Exercise brief: Report each line of the data that contains the string "neverlands".

Items from an interface collection:
<<<<

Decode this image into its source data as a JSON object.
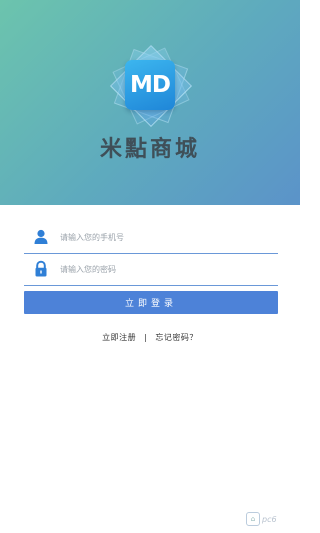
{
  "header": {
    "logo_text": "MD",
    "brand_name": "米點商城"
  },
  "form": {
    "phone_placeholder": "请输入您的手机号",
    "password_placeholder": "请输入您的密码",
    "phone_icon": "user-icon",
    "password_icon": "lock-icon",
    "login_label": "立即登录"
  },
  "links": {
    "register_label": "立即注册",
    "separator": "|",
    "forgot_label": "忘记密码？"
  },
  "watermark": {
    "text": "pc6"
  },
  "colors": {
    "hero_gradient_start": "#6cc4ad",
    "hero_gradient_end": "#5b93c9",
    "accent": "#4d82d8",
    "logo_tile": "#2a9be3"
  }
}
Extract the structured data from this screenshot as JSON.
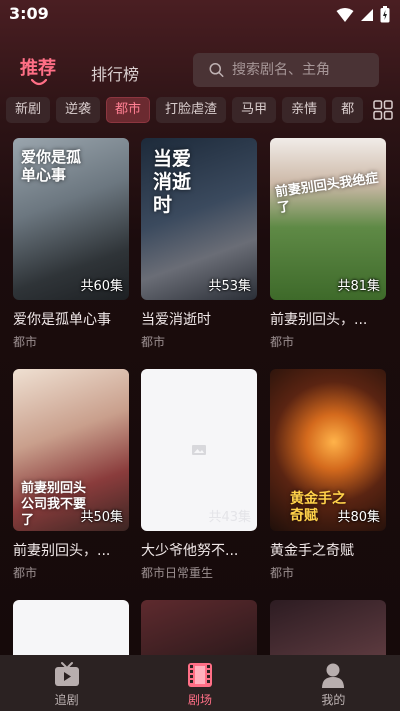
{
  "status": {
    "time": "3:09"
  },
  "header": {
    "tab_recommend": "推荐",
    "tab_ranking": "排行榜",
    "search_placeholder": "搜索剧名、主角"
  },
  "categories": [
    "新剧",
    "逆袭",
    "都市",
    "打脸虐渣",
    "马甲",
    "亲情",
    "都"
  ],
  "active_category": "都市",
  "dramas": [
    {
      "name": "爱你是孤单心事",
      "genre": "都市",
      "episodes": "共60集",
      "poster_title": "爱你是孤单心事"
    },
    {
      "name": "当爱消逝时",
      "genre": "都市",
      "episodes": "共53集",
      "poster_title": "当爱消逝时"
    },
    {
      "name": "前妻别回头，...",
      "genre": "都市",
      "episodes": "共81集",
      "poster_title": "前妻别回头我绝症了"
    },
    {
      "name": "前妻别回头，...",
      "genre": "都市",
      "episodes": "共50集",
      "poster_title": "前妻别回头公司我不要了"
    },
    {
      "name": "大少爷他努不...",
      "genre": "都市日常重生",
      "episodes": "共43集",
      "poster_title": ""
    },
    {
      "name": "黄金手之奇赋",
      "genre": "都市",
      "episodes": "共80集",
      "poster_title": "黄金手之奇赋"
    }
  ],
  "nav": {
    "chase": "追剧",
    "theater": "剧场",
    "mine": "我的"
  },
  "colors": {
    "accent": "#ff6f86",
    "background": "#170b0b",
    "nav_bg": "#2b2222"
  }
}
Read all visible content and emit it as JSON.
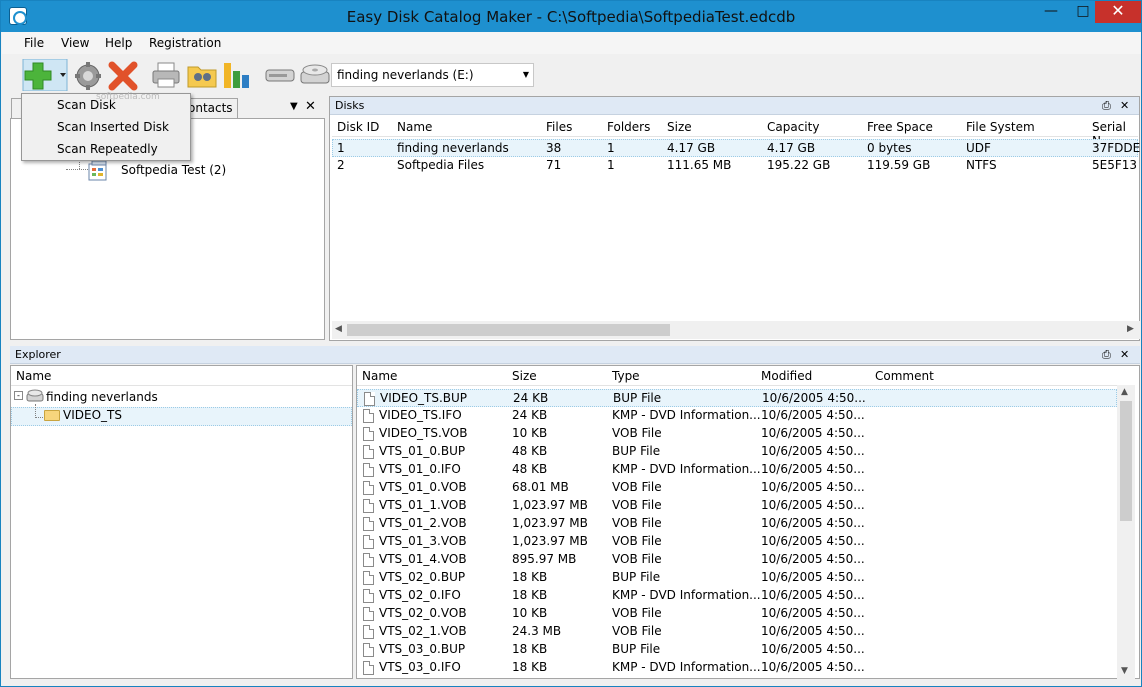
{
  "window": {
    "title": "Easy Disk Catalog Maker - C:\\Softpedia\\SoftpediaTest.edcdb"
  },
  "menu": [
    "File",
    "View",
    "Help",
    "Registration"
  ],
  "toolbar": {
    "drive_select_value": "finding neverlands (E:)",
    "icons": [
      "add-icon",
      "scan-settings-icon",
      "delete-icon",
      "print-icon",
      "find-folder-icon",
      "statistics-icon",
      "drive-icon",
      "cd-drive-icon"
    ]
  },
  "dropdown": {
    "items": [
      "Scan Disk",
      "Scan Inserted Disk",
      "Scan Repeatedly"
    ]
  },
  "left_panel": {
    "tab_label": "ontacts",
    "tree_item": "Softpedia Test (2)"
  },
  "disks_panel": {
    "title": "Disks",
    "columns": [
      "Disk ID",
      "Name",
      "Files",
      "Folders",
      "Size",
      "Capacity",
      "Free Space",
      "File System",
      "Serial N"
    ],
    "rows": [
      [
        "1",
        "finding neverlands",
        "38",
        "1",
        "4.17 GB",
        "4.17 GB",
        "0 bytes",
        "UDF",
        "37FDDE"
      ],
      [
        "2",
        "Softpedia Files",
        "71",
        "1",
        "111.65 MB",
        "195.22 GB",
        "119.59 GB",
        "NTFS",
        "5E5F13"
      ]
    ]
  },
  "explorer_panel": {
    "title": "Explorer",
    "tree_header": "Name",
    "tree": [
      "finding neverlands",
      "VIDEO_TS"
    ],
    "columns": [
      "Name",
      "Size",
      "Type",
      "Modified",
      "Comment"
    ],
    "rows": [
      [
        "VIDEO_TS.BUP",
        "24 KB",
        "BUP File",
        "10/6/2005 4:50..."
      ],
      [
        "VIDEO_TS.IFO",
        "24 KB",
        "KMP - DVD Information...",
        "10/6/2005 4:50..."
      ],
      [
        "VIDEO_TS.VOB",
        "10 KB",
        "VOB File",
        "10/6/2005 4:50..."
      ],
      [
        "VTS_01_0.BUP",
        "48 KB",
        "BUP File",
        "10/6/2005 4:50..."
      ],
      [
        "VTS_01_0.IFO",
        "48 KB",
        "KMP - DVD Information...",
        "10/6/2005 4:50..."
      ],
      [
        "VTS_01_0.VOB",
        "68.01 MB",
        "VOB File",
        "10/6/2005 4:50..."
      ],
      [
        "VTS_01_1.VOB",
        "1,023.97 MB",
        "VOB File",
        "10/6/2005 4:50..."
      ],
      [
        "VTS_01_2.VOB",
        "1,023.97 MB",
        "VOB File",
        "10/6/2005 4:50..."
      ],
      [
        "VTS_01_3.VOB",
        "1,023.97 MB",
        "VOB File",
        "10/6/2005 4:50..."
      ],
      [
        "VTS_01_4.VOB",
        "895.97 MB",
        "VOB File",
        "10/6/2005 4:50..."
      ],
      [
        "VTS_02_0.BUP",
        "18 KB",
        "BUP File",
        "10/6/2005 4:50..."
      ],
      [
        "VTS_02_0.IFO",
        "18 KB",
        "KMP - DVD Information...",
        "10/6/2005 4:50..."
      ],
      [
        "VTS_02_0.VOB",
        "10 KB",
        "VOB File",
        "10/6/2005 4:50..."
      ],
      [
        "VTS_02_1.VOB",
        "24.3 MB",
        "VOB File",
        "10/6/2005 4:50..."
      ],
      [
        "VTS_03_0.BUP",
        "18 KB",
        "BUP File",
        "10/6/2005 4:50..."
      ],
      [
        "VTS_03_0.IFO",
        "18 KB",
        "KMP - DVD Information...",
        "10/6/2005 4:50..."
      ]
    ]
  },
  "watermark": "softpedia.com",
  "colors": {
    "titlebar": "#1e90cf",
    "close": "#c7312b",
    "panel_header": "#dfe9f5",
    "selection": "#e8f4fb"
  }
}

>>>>
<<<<

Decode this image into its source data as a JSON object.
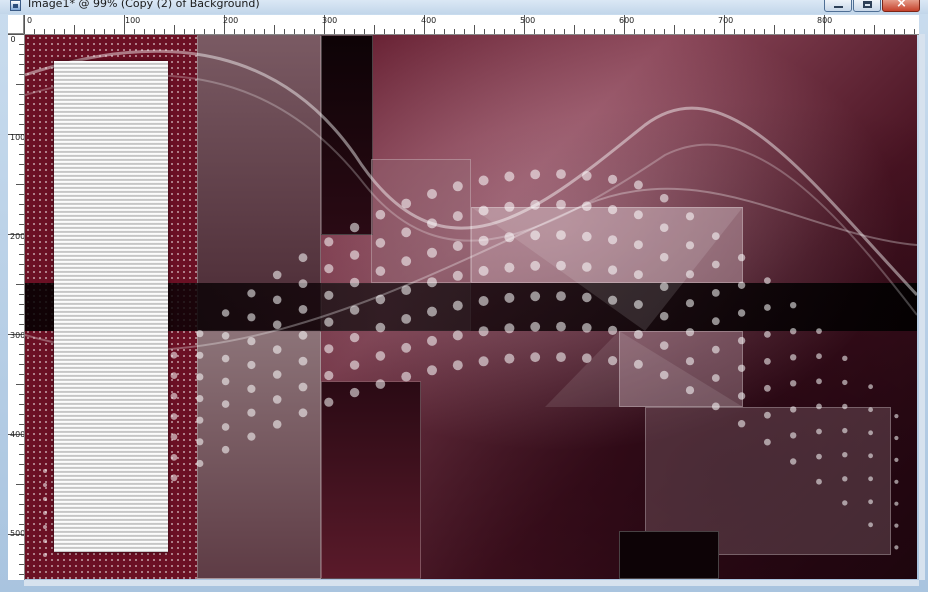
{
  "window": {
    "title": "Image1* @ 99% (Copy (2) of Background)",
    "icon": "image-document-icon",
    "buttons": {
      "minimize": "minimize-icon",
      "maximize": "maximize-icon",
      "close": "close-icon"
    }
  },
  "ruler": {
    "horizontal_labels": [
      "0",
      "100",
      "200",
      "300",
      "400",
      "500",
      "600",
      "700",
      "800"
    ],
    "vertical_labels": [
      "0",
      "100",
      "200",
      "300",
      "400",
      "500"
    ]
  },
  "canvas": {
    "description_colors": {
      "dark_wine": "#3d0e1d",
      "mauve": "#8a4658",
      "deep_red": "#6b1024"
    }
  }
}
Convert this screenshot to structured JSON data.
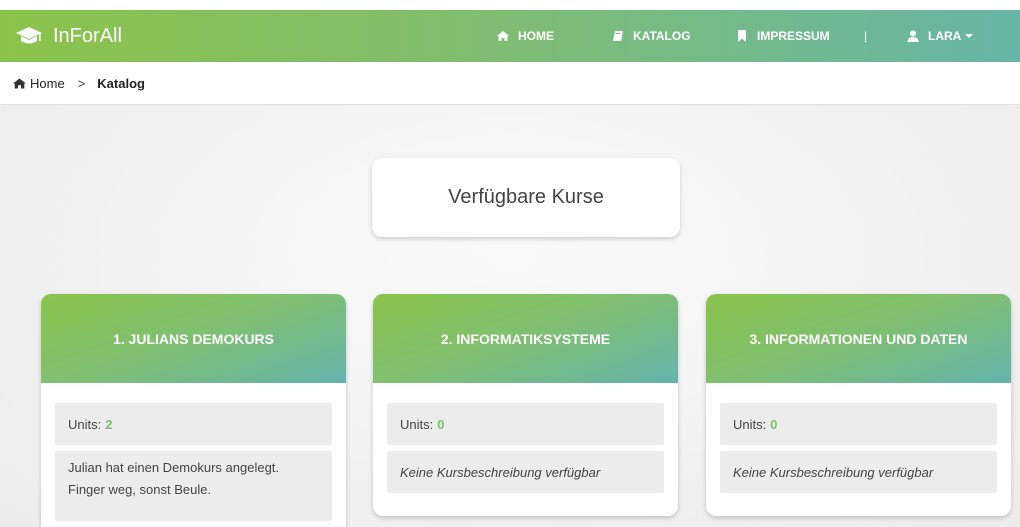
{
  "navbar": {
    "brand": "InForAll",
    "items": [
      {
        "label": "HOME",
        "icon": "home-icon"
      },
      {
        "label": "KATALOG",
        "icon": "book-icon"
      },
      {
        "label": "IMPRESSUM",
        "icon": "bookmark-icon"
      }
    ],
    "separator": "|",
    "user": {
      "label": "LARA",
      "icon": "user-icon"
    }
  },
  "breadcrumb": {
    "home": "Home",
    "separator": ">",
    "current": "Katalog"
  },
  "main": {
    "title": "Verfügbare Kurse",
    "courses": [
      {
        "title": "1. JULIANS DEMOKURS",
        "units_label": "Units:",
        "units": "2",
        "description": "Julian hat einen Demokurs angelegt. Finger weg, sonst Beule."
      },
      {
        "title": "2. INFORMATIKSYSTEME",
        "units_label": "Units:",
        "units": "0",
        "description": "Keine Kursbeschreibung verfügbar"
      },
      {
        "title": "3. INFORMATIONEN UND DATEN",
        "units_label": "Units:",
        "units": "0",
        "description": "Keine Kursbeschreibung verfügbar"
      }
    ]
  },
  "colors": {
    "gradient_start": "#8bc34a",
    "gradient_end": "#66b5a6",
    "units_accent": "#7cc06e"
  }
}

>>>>

Task output:
    "drive_select_value": "finding neverlands (E:)",
        "finding neverlands",
      "finding neverlands",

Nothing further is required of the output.